Items from an interface collection:
= = =

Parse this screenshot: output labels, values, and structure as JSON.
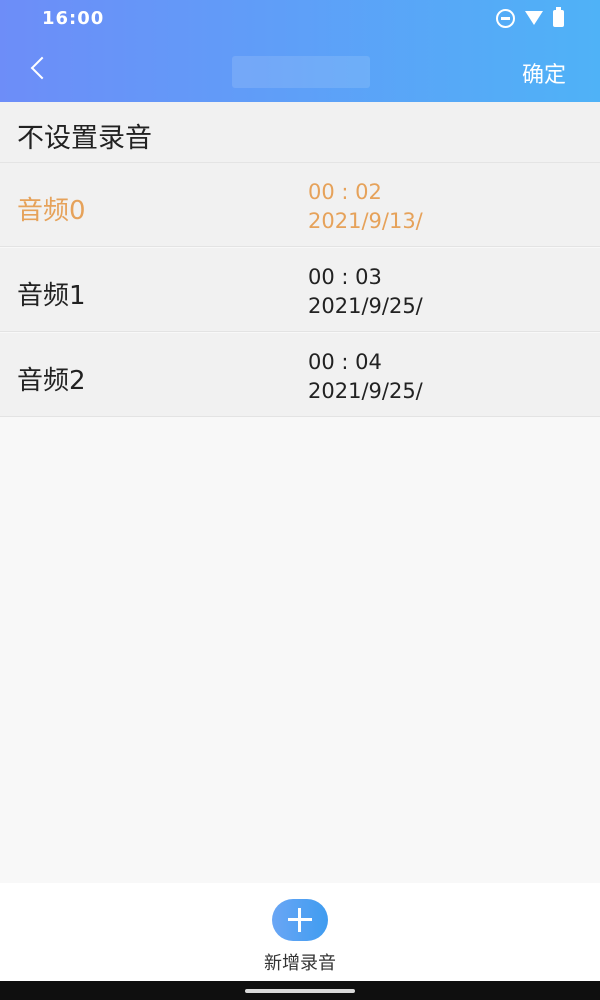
{
  "status_bar": {
    "time": "16:00",
    "icons": [
      "do-not-disturb-icon",
      "wifi-icon",
      "battery-icon"
    ]
  },
  "header": {
    "back_icon": "chevron-left-icon",
    "confirm_label": "确定"
  },
  "list": {
    "none_option": "不设置录音",
    "items": [
      {
        "name": "音频0",
        "duration": "00 : 02",
        "date": "2021/9/13/",
        "selected": true
      },
      {
        "name": "音频1",
        "duration": "00 : 03",
        "date": "2021/9/25/",
        "selected": false
      },
      {
        "name": "音频2",
        "duration": "00 : 04",
        "date": "2021/9/25/",
        "selected": false
      }
    ]
  },
  "footer": {
    "add_icon": "plus-icon",
    "add_label": "新增录音"
  },
  "colors": {
    "header_gradient_start": "#6d8df8",
    "header_gradient_end": "#4fb2f7",
    "selected_text": "#e6a25a",
    "add_button": "#4aa0f2"
  }
}
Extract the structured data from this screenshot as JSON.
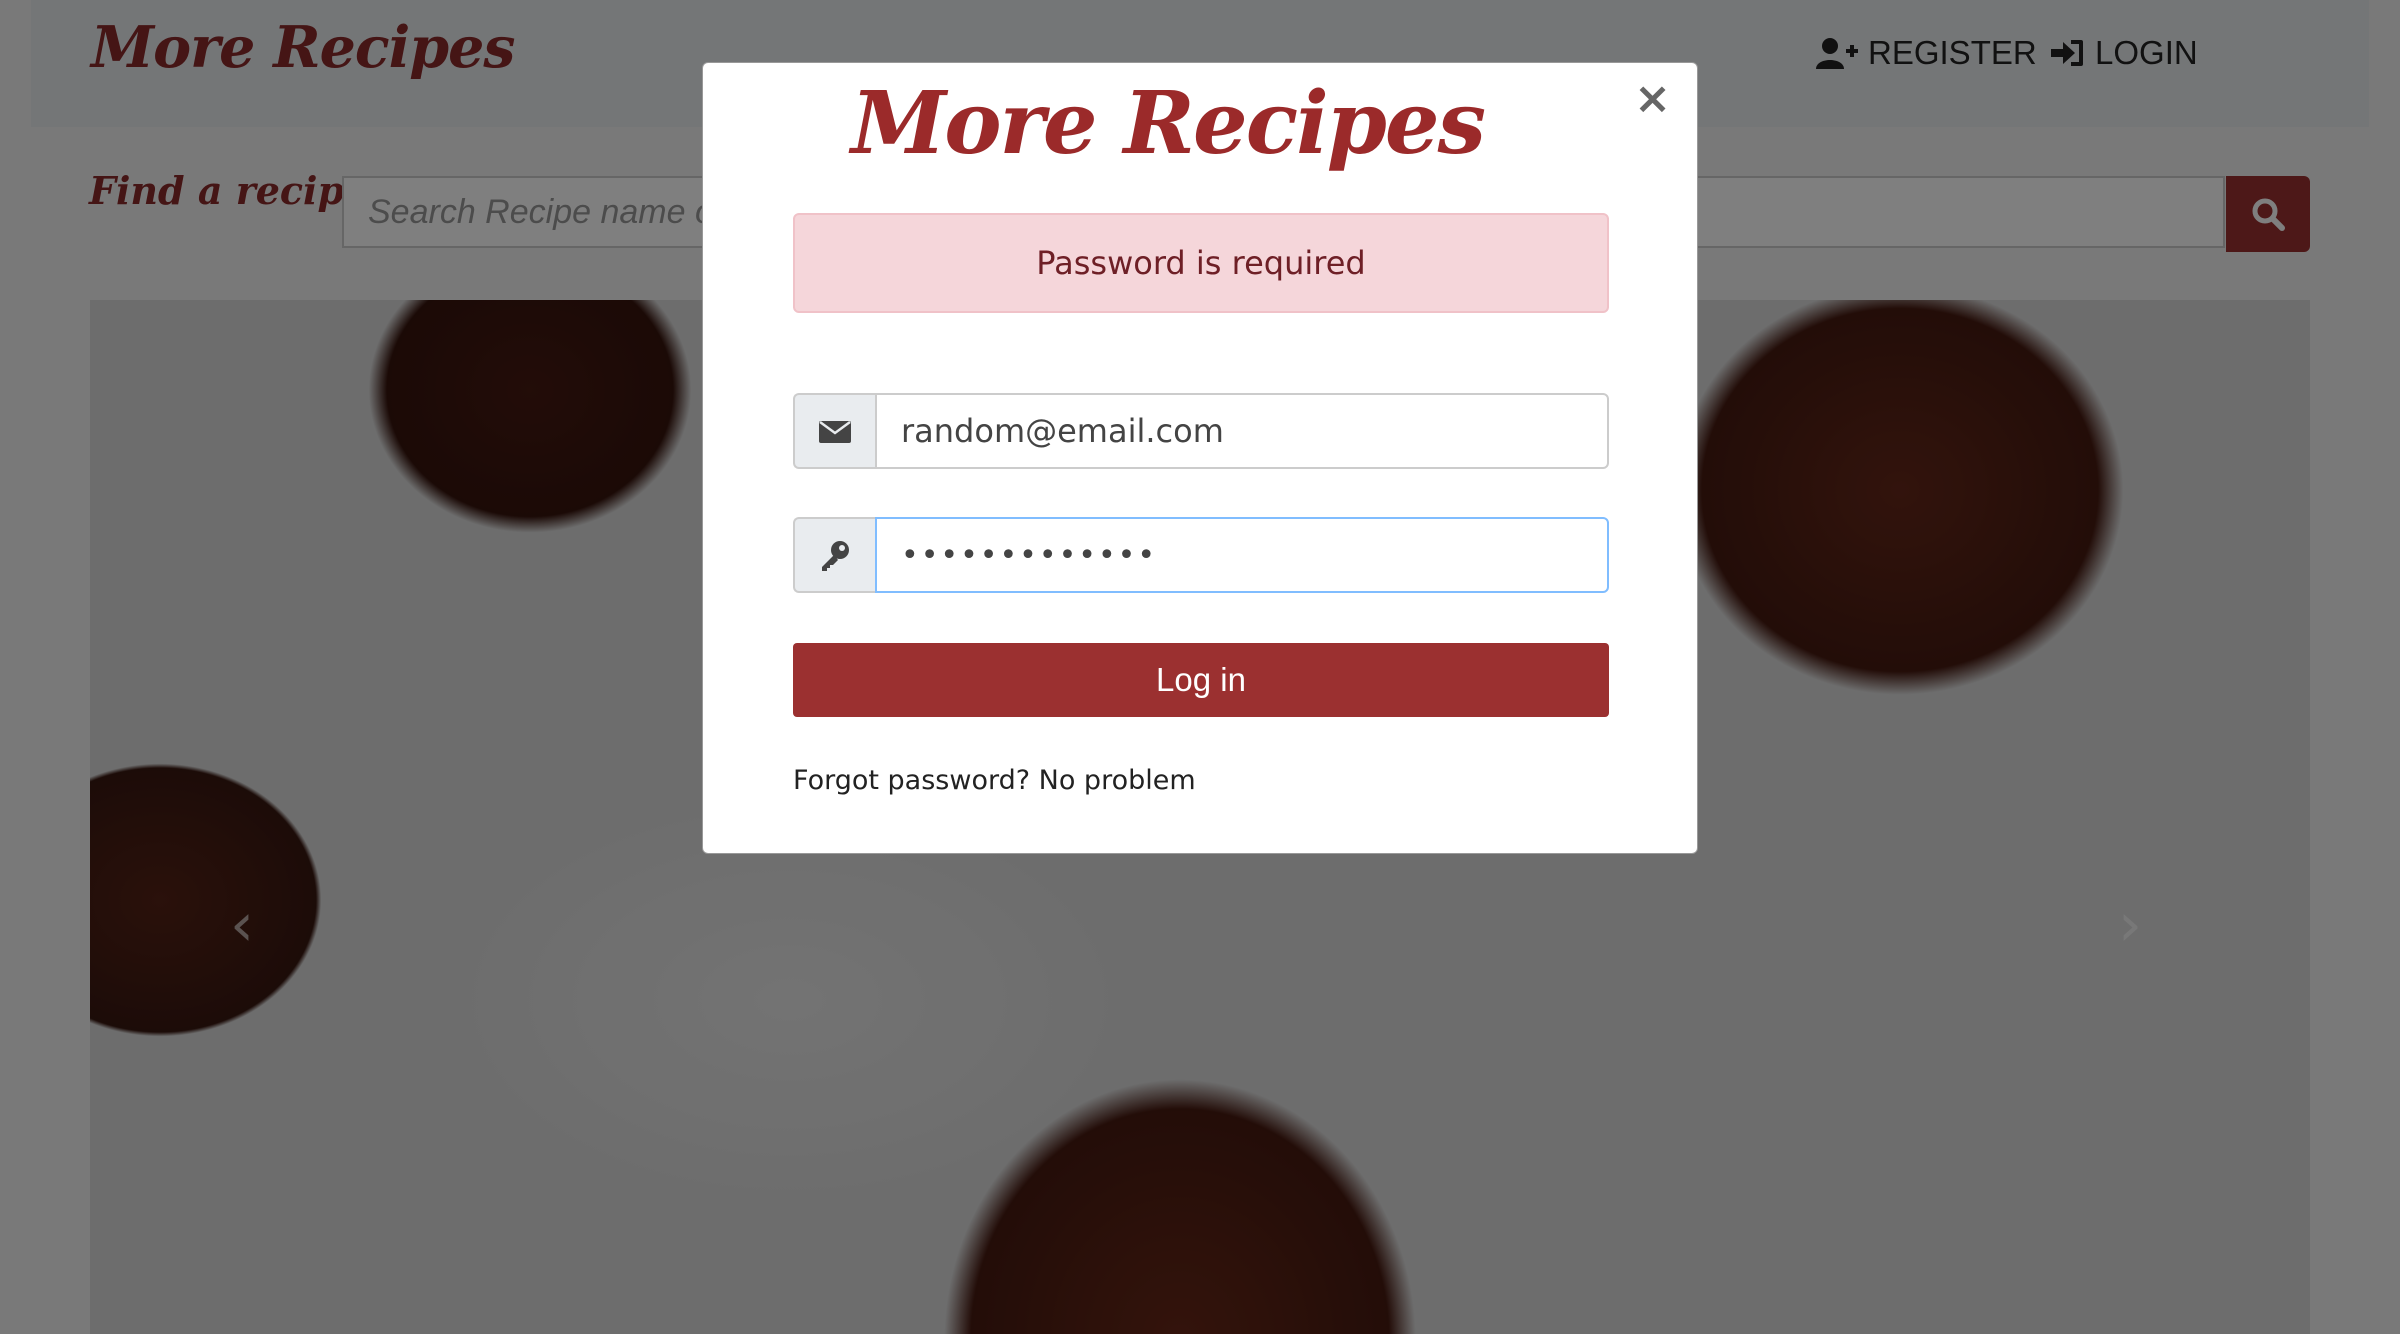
{
  "navbar": {
    "brand": "More Recipes",
    "register_label": "REGISTER",
    "login_label": "LOGIN"
  },
  "search": {
    "label": "Find a recipe:",
    "placeholder": "Search Recipe name or"
  },
  "carousel": {
    "prev_symbol": "‹",
    "next_symbol": "›"
  },
  "modal": {
    "brand": "More Recipes",
    "close_symbol": "×",
    "alert_text": "Password is required",
    "email_value": "random@email.com",
    "password_value": "•••••••••••••",
    "login_button": "Log in",
    "forgot_text": "Forgot password? No problem"
  },
  "colors": {
    "brand": "#9b2a2a",
    "accent": "#9b3030",
    "alert_bg": "#f5d6da",
    "alert_text": "#6e1f26"
  },
  "icons": {
    "register": "user-plus-icon",
    "login": "sign-in-icon",
    "search": "search-icon",
    "email": "envelope-icon",
    "password": "key-icon",
    "close": "close-icon"
  }
}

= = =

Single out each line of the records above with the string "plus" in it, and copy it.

    "add_icon": "plus-icon",
    "register": "user-plus-icon",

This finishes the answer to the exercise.